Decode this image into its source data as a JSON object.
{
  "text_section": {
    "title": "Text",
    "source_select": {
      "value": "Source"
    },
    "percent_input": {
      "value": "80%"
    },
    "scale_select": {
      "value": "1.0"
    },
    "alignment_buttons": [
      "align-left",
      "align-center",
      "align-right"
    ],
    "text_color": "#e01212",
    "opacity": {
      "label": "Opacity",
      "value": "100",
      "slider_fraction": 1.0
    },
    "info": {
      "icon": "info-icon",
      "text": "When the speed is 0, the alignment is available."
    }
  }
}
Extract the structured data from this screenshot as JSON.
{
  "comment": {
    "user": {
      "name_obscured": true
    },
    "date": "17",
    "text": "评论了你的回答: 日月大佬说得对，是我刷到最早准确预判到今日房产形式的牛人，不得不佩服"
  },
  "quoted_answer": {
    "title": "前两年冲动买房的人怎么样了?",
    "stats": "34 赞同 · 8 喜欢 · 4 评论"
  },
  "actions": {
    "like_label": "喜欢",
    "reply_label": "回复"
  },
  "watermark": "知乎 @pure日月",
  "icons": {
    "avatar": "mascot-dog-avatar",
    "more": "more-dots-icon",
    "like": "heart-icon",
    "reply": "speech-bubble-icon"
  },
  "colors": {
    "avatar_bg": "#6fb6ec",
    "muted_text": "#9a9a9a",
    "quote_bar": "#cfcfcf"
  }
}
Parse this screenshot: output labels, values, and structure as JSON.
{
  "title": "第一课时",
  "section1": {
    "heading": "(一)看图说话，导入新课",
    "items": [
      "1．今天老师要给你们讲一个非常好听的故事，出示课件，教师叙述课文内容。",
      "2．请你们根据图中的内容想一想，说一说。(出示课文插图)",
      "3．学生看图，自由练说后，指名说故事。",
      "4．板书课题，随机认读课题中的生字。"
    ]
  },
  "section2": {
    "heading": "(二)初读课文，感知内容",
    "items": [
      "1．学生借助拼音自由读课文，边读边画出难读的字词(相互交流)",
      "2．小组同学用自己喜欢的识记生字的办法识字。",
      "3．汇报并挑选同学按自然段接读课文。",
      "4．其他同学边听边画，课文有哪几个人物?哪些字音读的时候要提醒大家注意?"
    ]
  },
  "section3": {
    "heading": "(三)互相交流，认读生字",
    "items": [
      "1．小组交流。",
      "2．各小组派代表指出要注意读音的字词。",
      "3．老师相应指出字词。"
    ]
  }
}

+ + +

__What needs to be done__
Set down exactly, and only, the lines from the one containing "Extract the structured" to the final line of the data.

__Expected answer__
Extract the structured data from this screenshot as JSON.
{
  "comment": {
    "user": {
      "name_obscured": true
    },
    "date": "17",
    "text": "评论了你的回答: 日月大佬说得对，是我刷到最早准确预判到今日房产形式的牛人，不得不佩服"
  },
  "quoted_answer": {
    "title": "前两年冲动买房的人怎么样了?",
    "stats": "34 赞同 · 8 喜欢 · 4 评论"
  },
  "actions": {
    "like_label": "喜欢",
    "reply_label": "回复"
  },
  "watermark": "知乎 @pure日月",
  "icons": {
    "avatar": "mascot-dog-avatar",
    "more": "more-dots-icon",
    "like": "heart-icon",
    "reply": "speech-bubble-icon"
  },
  "colors": {
    "avatar_bg": "#6fb6ec",
    "muted_text": "#9a9a9a",
    "quote_bar": "#cfcfcf"
  }
}
Parse this screenshot: output labels, values, and structure as JSON.
{
  "title": "第一课时",
  "section1": {
    "heading": "(一)看图说话，导入新课",
    "items": [
      "1．今天老师要给你们讲一个非常好听的故事，出示课件，教师叙述课文内容。",
      "2．请你们根据图中的内容想一想，说一说。(出示课文插图)",
      "3．学生看图，自由练说后，指名说故事。",
      "4．板书课题，随机认读课题中的生字。"
    ]
  },
  "section2": {
    "heading": "(二)初读课文，感知内容",
    "items": [
      "1．学生借助拼音自由读课文，边读边画出难读的字词(相互交流)",
      "2．小组同学用自己喜欢的识记生字的办法识字。",
      "3．汇报并挑选同学按自然段接读课文。",
      "4．其他同学边听边画，课文有哪几个人物?哪些字音读的时候要提醒大家注意?"
    ]
  },
  "section3": {
    "heading": "(三)互相交流，认读生字",
    "items": [
      "1．小组交流。",
      "2．各小组派代表指出要注意读音的字词。",
      "3．老师相应指出字词。"
    ]
  }
}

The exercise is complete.